“We would also meet with parents at around 34-week gestation via Zoom with the Fetal medicine, Fetal Cardiology and Neonatology Consultants and fellows from each speciality. This gave us the opportunity to update families on their baby’s health and explain a little more about what would happen after birth, helping them prepare for a time that would undoubtably be very difficult for them. The parents found this really very useful and really appreciated having everyone together in the same meeting so there would be someone present who could answer any questions that they had. This is something that I would like to try and take forward in Leeds for our more complex patients.”

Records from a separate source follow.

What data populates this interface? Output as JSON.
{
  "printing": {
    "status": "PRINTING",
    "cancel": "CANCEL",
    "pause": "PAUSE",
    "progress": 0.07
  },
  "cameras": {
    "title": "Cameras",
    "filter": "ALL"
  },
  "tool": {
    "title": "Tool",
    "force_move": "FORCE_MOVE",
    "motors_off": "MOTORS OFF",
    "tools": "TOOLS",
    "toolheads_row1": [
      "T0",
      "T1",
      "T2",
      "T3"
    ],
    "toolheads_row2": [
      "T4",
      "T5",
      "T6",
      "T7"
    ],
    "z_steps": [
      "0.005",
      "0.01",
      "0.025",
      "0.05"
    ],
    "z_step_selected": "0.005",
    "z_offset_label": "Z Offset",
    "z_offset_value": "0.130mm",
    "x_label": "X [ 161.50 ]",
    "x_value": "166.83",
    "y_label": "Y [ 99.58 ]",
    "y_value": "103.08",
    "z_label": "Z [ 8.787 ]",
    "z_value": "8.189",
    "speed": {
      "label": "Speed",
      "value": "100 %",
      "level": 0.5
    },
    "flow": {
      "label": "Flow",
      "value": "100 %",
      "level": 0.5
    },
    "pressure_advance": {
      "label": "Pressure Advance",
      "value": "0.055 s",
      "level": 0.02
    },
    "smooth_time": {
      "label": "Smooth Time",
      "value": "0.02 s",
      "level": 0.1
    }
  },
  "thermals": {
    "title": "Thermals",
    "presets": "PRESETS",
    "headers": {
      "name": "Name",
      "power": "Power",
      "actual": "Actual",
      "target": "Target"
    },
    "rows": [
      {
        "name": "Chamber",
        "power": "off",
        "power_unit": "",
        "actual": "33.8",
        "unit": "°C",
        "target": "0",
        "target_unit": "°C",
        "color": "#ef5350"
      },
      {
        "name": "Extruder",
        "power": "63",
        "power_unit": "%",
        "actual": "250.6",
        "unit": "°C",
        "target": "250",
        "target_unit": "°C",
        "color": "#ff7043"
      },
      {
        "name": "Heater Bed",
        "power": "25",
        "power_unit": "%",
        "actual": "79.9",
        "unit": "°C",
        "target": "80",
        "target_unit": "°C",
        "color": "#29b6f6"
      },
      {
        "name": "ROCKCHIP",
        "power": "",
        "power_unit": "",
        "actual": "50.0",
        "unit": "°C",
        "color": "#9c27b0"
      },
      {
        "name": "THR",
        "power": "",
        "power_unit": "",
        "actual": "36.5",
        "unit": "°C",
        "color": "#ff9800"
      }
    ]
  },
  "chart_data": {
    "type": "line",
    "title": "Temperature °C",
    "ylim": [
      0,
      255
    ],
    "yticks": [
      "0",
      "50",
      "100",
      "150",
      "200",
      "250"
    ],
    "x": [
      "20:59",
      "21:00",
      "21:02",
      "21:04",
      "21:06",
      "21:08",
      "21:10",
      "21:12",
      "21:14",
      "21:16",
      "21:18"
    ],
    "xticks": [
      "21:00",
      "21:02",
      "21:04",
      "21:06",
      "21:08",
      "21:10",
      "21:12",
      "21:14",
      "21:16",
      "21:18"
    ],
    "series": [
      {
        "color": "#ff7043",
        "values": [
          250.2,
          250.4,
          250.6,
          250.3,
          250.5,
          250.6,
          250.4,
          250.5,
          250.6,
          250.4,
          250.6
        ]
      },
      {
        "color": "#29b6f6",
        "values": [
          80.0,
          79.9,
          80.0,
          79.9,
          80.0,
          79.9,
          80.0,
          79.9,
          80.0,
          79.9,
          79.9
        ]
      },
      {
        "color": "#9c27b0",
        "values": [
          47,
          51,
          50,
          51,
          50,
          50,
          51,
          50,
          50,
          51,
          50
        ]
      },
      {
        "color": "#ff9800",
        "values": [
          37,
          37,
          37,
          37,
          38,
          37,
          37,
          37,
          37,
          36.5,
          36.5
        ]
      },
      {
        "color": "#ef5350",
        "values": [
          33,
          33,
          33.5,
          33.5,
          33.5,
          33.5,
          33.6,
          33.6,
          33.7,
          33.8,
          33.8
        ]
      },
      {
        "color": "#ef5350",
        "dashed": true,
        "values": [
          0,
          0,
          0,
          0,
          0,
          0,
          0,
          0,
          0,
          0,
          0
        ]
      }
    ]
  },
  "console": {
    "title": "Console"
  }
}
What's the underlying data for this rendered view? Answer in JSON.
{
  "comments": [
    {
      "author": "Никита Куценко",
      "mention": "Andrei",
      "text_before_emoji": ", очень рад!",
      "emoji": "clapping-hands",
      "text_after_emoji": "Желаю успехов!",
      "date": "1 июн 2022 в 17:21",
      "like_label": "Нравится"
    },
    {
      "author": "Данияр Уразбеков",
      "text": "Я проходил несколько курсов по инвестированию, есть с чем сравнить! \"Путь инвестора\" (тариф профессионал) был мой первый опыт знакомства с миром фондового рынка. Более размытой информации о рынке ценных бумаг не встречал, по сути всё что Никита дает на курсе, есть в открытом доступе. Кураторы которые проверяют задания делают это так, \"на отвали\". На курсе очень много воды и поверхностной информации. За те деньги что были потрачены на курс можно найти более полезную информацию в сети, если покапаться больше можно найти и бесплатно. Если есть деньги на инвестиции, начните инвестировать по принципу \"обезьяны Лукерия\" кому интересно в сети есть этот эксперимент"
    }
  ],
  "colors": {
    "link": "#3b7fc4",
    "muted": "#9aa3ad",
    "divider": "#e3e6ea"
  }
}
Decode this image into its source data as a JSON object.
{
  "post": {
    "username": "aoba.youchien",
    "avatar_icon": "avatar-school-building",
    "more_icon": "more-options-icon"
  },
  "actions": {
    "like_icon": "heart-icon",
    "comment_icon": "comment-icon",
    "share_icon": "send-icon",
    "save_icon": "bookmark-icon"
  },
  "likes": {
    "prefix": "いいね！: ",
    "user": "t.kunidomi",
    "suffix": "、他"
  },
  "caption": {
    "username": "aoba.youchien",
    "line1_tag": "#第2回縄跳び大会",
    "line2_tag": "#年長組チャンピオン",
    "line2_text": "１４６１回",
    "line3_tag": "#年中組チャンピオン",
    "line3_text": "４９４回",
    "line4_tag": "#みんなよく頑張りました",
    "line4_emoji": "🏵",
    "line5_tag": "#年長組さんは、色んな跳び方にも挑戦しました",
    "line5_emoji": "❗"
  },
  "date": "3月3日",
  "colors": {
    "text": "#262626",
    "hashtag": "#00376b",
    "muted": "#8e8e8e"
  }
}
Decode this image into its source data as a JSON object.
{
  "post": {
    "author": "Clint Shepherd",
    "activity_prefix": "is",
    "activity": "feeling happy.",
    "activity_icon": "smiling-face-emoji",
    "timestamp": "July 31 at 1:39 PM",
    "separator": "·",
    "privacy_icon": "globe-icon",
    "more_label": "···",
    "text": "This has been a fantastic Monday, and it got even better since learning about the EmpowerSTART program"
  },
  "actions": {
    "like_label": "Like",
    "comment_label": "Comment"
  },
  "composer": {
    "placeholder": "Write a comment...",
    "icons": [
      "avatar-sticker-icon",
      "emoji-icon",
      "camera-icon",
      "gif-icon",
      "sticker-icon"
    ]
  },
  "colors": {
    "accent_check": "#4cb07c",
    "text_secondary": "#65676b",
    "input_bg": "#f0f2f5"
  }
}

“During the fellowship, I was involved in two large research projects. The first was looking into the accuracy of early fetal echo, both in identifying any heart problems and confirming that the heart is normal. This project found that early fetal echo was highly accurate in skilled hands and has been presented internationally at the American Society of Echocardiography annual meeting. My second research project was in the assessment of atrial function in fetuses and comparing if there is any significant difference between different pathology groups. This is a very novel area of work and was a pilot project which has shown some differences in a small sample. This has been accepted for presentation at the World Congress in Paediatric Cardiology meeting in Washington DC at the end of August.”

“Finally, I was able to attend the Phoenix Fetal Cardiology International Meeting. This was the first time I had ever attended a meeting dedicated to fetal cardiology of this magnitude. It was invaluable to be able to meet the leaders of the Fetal Cardiology field internationally and listen to the current advances happening in the field. The funding provided by both charities ensured that I was able to afford to attend this meeting and I am very grateful.”

“I am now back working in Leeds and this extensive training has allowed me to be able to cover compassionate leave taken by one of the Fetal Cardiology Consultants to ensure that the Fetal Cardiology clinics aren’t reduced and patients waiting for longer than they should to be seen. I am also able to teach the sonographers and other consultants what I have learnt whilst away to enable that the whole Fetal Cardiology Department are benefitting from the world class training that this funding allowed me to obtain.”

Leila in front of trees, a lake and mountains in Canada